WORK INSTRUCTION: Hunt through the lines below for the string "Creating" and copy each one that has it.

(Records from a data collection)
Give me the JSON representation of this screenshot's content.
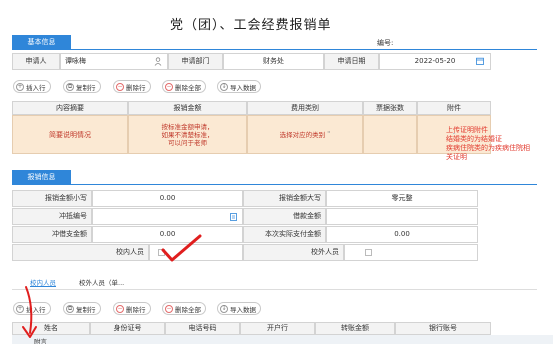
{
  "title": "党（团）、工会经费报销单",
  "serial_label": "编号:",
  "basic": {
    "tab": "基本信息",
    "applicant_label": "申请人",
    "applicant_value": "谭咏梅",
    "dept_label": "申请部门",
    "dept_value": "财务处",
    "date_label": "申请日期",
    "date_value": "2022-05-20"
  },
  "toolbar": {
    "insert": "插入行",
    "copy": "复制行",
    "delete": "删除行",
    "delete_all": "删除全部",
    "import": "导入数据"
  },
  "detail_table": {
    "headers": [
      "内容摘要",
      "报销金额",
      "费用类别",
      "票据张数",
      "附件"
    ],
    "row": {
      "summary_hint": "简要说明情况",
      "amount_hint": "按标准金额申请，\n如果不清楚标准，\n可以问于老师",
      "category_hint": "选择对应的类别",
      "category_extra": "\"",
      "attach_marker": "·"
    }
  },
  "attachment_note": [
    "上传证明附件",
    "结婚类的为结婚证",
    "疾病住院类的为疾病住院相",
    "关证明"
  ],
  "reimburse": {
    "tab": "报销信息",
    "amount_small_label": "报销金额小写",
    "amount_small_value": "0.00",
    "amount_big_label": "报销金额大写",
    "amount_big_value": "零元整",
    "offset_no_label": "冲抵编号",
    "loan_label": "借款金额",
    "offset_amount_label": "冲借支金额",
    "offset_amount_value": "0.00",
    "pay_label": "本次实际支付金额",
    "pay_value": "0.00",
    "internal_label": "校内人员",
    "external_label": "校外人员"
  },
  "people_tabs": {
    "internal": "校内人员",
    "external": "校外人员（单..."
  },
  "bottom_headers": [
    "姓名",
    "身份证号",
    "电话号码",
    "开户行",
    "转账金额",
    "银行账号"
  ],
  "bottom_row_hint": "附言",
  "colors": {
    "accent": "#2f86d9",
    "note": "#e23b2f",
    "peach": "#fbe9d3"
  }
}
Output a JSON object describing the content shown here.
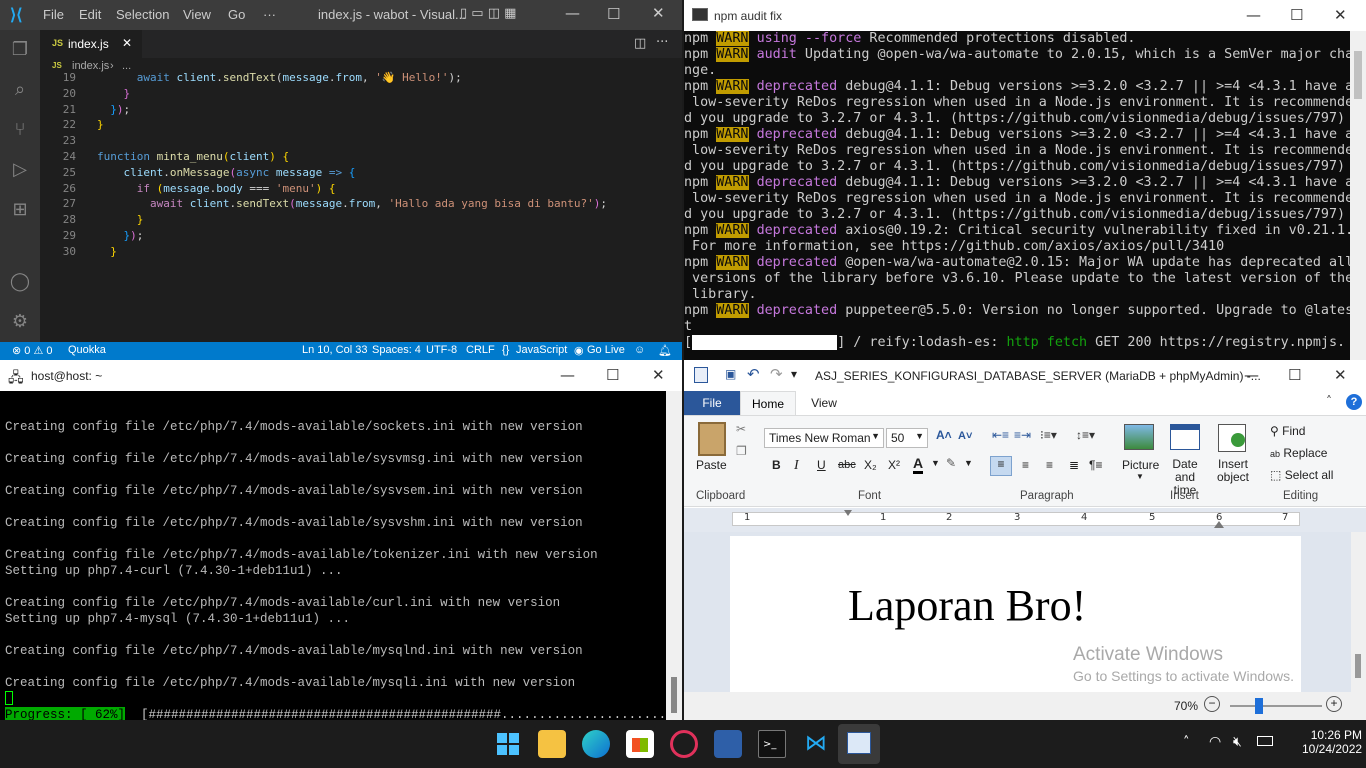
{
  "vscode": {
    "menu": [
      "File",
      "Edit",
      "Selection",
      "View",
      "Go",
      "···"
    ],
    "title": "index.js - wabot - Visual...",
    "tab": "index.js",
    "breadcrumb_file": "index.js",
    "breadcrumb_more": "...",
    "lines": [
      {
        "n": "19",
        "html": "      <span class='kw'>await</span> <span class='vr'>client</span>.<span class='fn'>sendText</span>(<span class='vr'>message</span>.<span class='vr'>from</span>, <span class='st'>'👋 Hello!'</span>);"
      },
      {
        "n": "20",
        "html": "    <span class='br2'>}</span>"
      },
      {
        "n": "21",
        "html": "  <span class='br3'>}</span><span class='br2'>)</span>;"
      },
      {
        "n": "22",
        "html": "<span class='br'>}</span>"
      },
      {
        "n": "23",
        "html": ""
      },
      {
        "n": "24",
        "html": "<span class='kw'>function</span> <span class='fn'>minta_menu</span><span class='br'>(</span><span class='vr'>client</span><span class='br'>)</span> <span class='br'>{</span>"
      },
      {
        "n": "25",
        "html": "    <span class='vr'>client</span>.<span class='fn'>onMessage</span><span class='br2'>(</span><span class='kw'>async</span> <span class='vr'>message</span> <span class='kw'>=&gt;</span> <span class='br3'>{</span>"
      },
      {
        "n": "26",
        "html": "      <span class='ck'>if</span> <span class='br'>(</span><span class='vr'>message</span>.<span class='vr'>body</span> === <span class='st'>'menu'</span><span class='br'>)</span> <span class='br'>{</span>"
      },
      {
        "n": "27",
        "html": "        <span class='ck'>await</span> <span class='vr'>client</span>.<span class='fn'>sendText</span><span class='br2'>(</span><span class='vr'>message</span>.<span class='vr'>from</span>, <span class='st'>'Hallo ada yang bisa di bantu?'</span><span class='br2'>)</span>;"
      },
      {
        "n": "28",
        "html": "      <span class='br'>}</span>"
      },
      {
        "n": "29",
        "html": "    <span class='br3'>}</span><span class='br2'>)</span>;"
      },
      {
        "n": "30",
        "html": "  <span class='br'>}</span>"
      }
    ],
    "status": {
      "errors": "0",
      "warnings": "0",
      "quokka": "Quokka",
      "position": "Ln 10, Col 33",
      "spaces": "Spaces: 4",
      "encoding": "UTF-8",
      "eol": "CRLF",
      "language": "JavaScript",
      "golive": "Go Live"
    }
  },
  "npm": {
    "title": "npm audit fix",
    "lines": [
      "npm <w>WARN</w> <m>using --force</m> Recommended protections disabled.",
      "npm <w>WARN</w> <m>audit</m> Updating @open-wa/wa-automate to 2.0.15, which is a SemVer major cha",
      "nge.",
      "npm <w>WARN</w> <m>deprecated</m> debug@4.1.1: Debug versions >=3.2.0 <3.2.7 || >=4 <4.3.1 have a",
      " low-severity ReDos regression when used in a Node.js environment. It is recommende",
      "d you upgrade to 3.2.7 or 4.3.1. (https://github.com/visionmedia/debug/issues/797)",
      "npm <w>WARN</w> <m>deprecated</m> debug@4.1.1: Debug versions >=3.2.0 <3.2.7 || >=4 <4.3.1 have a",
      " low-severity ReDos regression when used in a Node.js environment. It is recommende",
      "d you upgrade to 3.2.7 or 4.3.1. (https://github.com/visionmedia/debug/issues/797)",
      "npm <w>WARN</w> <m>deprecated</m> debug@4.1.1: Debug versions >=3.2.0 <3.2.7 || >=4 <4.3.1 have a",
      " low-severity ReDos regression when used in a Node.js environment. It is recommende",
      "d you upgrade to 3.2.7 or 4.3.1. (https://github.com/visionmedia/debug/issues/797)",
      "npm <w>WARN</w> <m>deprecated</m> axios@0.19.2: Critical security vulnerability fixed in v0.21.1.",
      " For more information, see https://github.com/axios/axios/pull/3410",
      "npm <w>WARN</w> <m>deprecated</m> @open-wa/wa-automate@2.0.15: Major WA update has deprecated all",
      " versions of the library before v3.6.10. Please update to the latest version of the",
      " library.",
      "npm <w>WARN</w> <m>deprecated</m> puppeteer@5.5.0: Version no longer supported. Upgrade to @lates",
      "t",
      "[<b class='bar'>                  </b>] / reify:lodash-es: <g>http fetch</g> GET 200 https://registry.npmjs."
    ]
  },
  "putty": {
    "title": "host@host: ~",
    "lines": [
      "",
      "Creating config file /etc/php/7.4/mods-available/sockets.ini with new version",
      "",
      "Creating config file /etc/php/7.4/mods-available/sysvmsg.ini with new version",
      "",
      "Creating config file /etc/php/7.4/mods-available/sysvsem.ini with new version",
      "",
      "Creating config file /etc/php/7.4/mods-available/sysvshm.ini with new version",
      "",
      "Creating config file /etc/php/7.4/mods-available/tokenizer.ini with new version",
      "Setting up php7.4-curl (7.4.30-1+deb11u1) ...",
      "",
      "Creating config file /etc/php/7.4/mods-available/curl.ini with new version",
      "Setting up php7.4-mysql (7.4.30-1+deb11u1) ...",
      "",
      "Creating config file /etc/php/7.4/mods-available/mysqlnd.ini with new version",
      "",
      "Creating config file /etc/php/7.4/mods-available/mysqli.ini with new version"
    ],
    "progress_label": "Progress: [ 62%]",
    "progress_bar": "[###############################################.......................]",
    "progress": 0.62
  },
  "wordpad": {
    "title": "ASJ_SERIES_KONFIGURASI_DATABASE_SERVER (MariaDB + phpMyAdmin) -...",
    "tabs": [
      "File",
      "Home",
      "View"
    ],
    "font": "Times New Roman",
    "size": "50",
    "groups": [
      "Clipboard",
      "Font",
      "Paragraph",
      "Insert",
      "Editing"
    ],
    "paste": "Paste",
    "picture": "Picture",
    "datetime1": "Date and",
    "datetime2": "time",
    "insert1": "Insert",
    "insert2": "object",
    "find": "Find",
    "replace": "Replace",
    "selectall": "Select all",
    "ruler": [
      "1",
      "1",
      "2",
      "3",
      "4",
      "5",
      "6",
      "7"
    ],
    "doc_text": "Laporan Bro!",
    "wm1": "Activate Windows",
    "wm2": "Go to Settings to activate Windows.",
    "zoom": "70%"
  },
  "taskbar": {
    "time": "10:26 PM",
    "date": "10/24/2022"
  }
}
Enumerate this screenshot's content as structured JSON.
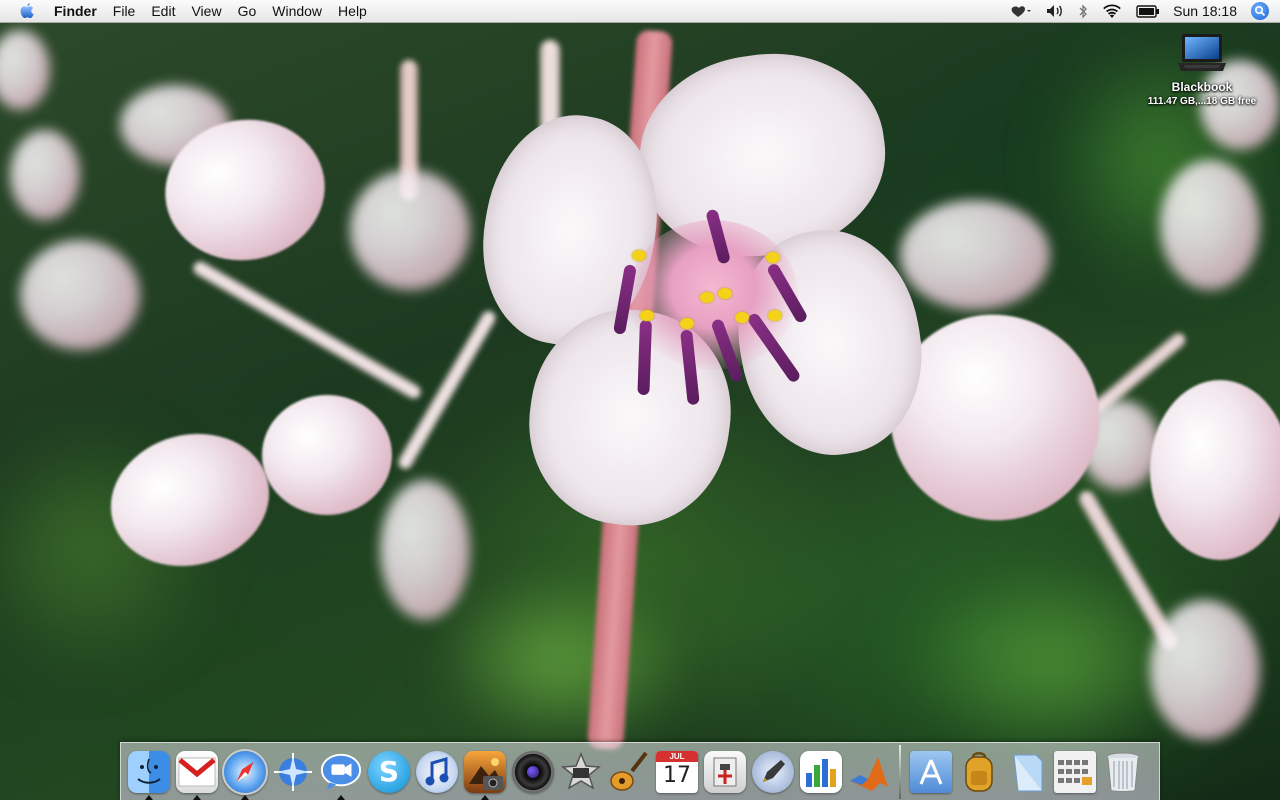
{
  "menubar": {
    "app_name": "Finder",
    "menus": [
      "File",
      "Edit",
      "View",
      "Go",
      "Window",
      "Help"
    ],
    "clock": "Sun 18:18"
  },
  "desktop": {
    "disk_name": "Blackbook",
    "disk_info": "111.47 GB,...18 GB free"
  },
  "dock": {
    "apps": [
      {
        "name": "Finder",
        "icon": "finder-icon",
        "running": true
      },
      {
        "name": "Mail",
        "icon": "mail-icon",
        "running": true
      },
      {
        "name": "Safari",
        "icon": "safari-icon",
        "running": true
      },
      {
        "name": "Globe",
        "icon": "globe-icon",
        "running": false
      },
      {
        "name": "iChat",
        "icon": "ichat-icon",
        "running": true
      },
      {
        "name": "Skype",
        "icon": "skype-icon",
        "running": false
      },
      {
        "name": "iTunes",
        "icon": "itunes-icon",
        "running": false
      },
      {
        "name": "iPhoto",
        "icon": "iphoto-icon",
        "running": true
      },
      {
        "name": "Aperture",
        "icon": "aperture-icon",
        "running": false
      },
      {
        "name": "iMovie",
        "icon": "imovie-icon",
        "running": false
      },
      {
        "name": "GarageBand",
        "icon": "garageband-icon",
        "running": false
      },
      {
        "name": "iCal",
        "icon": "ical-icon",
        "running": false
      },
      {
        "name": "Utility",
        "icon": "utility-icon",
        "running": false
      },
      {
        "name": "Script Editor",
        "icon": "pen-icon",
        "running": false
      },
      {
        "name": "Charts",
        "icon": "charts-icon",
        "running": false
      },
      {
        "name": "MATLAB",
        "icon": "matlab-icon",
        "running": false
      }
    ],
    "calendar_day": "17",
    "calendar_month": "JUL",
    "folders": [
      {
        "name": "Applications",
        "icon": "applications-folder-icon"
      },
      {
        "name": "Backpack",
        "icon": "backpack-icon"
      },
      {
        "name": "Documents",
        "icon": "documents-stack-icon"
      },
      {
        "name": "Grid",
        "icon": "grid-stack-icon"
      },
      {
        "name": "Trash",
        "icon": "trash-icon"
      }
    ]
  }
}
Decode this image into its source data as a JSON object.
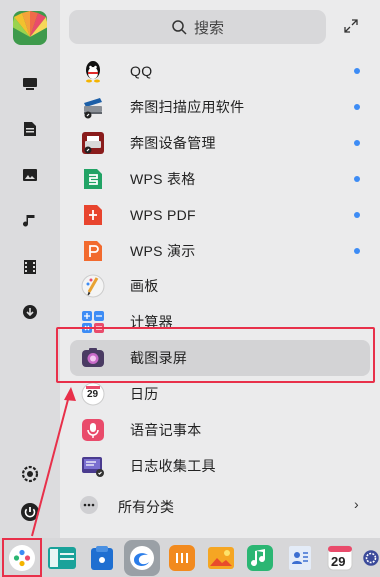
{
  "search": {
    "placeholder": "搜索"
  },
  "apps": [
    {
      "name": "QQ",
      "new": true,
      "icon": "qq-icon"
    },
    {
      "name": "奔图扫描应用软件",
      "new": true,
      "icon": "scanner-icon"
    },
    {
      "name": "奔图设备管理",
      "new": true,
      "icon": "printer-icon"
    },
    {
      "name": "WPS 表格",
      "new": true,
      "icon": "wps-spreadsheet-icon"
    },
    {
      "name": "WPS PDF",
      "new": true,
      "icon": "wps-pdf-icon"
    },
    {
      "name": "WPS 演示",
      "new": true,
      "icon": "wps-presentation-icon"
    },
    {
      "name": "画板",
      "new": false,
      "icon": "paint-icon"
    },
    {
      "name": "计算器",
      "new": false,
      "icon": "calculator-icon"
    },
    {
      "name": "截图录屏",
      "new": false,
      "icon": "screenshot-icon",
      "selected": true
    },
    {
      "name": "日历",
      "new": false,
      "icon": "calendar-icon"
    },
    {
      "name": "语音记事本",
      "new": false,
      "icon": "voice-note-icon"
    },
    {
      "name": "日志收集工具",
      "new": false,
      "icon": "log-collector-icon"
    }
  ],
  "all_categories": {
    "label": "所有分类"
  },
  "calendar_day": "29",
  "dock_calendar": {
    "day": "29"
  },
  "colors": {
    "accent": "#3d8cf5",
    "highlight": "#e8304a"
  }
}
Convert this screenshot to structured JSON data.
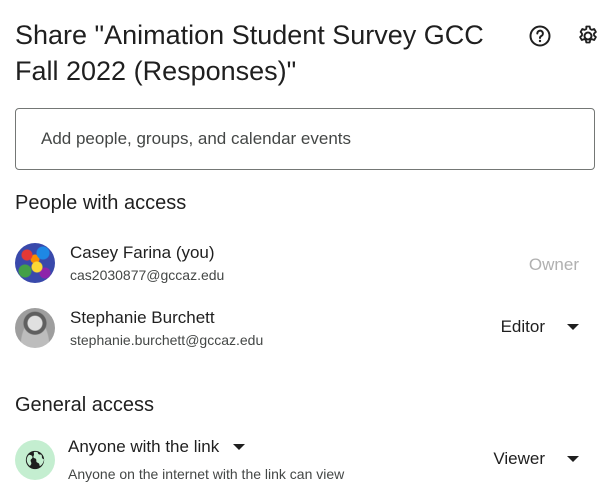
{
  "dialog": {
    "title": "Share \"Animation Student Survey GCC Fall 2022 (Responses)\"",
    "help_icon": "help-circle-icon",
    "settings_icon": "gear-icon"
  },
  "add_people": {
    "placeholder": "Add people, groups, and calendar events"
  },
  "people_with_access": {
    "heading": "People with access",
    "people": [
      {
        "name": "Casey Farina (you)",
        "email": "cas2030877@gccaz.edu",
        "role": "Owner"
      },
      {
        "name": "Stephanie Burchett",
        "email": "stephanie.burchett@gccaz.edu",
        "role": "Editor"
      }
    ]
  },
  "general_access": {
    "heading": "General access",
    "icon": "globe-icon",
    "access_level": "Anyone with the link",
    "description": "Anyone on the internet with the link can view",
    "role": "Viewer"
  },
  "colors": {
    "globe_bg": "#c4eed0",
    "owner_text": "#b0b0b0"
  }
}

ANSWER TO THE PROBLEM:
      "Creating config file /etc/php/7.4/mods-available/sockets.ini with new version",
      "Creating config file /etc/php/7.4/mods-available/sysvmsg.ini with new version",
      "Creating config file /etc/php/7.4/mods-available/sysvsem.ini with new version",
      "Creating config file /etc/php/7.4/mods-available/sysvshm.ini with new version",
      "Creating config file /etc/php/7.4/mods-available/tokenizer.ini with new version",
      "Creating config file /etc/php/7.4/mods-available/curl.ini with new version",
      "Creating config file /etc/php/7.4/mods-available/mysqlnd.ini with new version",
      "Creating config file /etc/php/7.4/mods-available/mysqli.ini with new version"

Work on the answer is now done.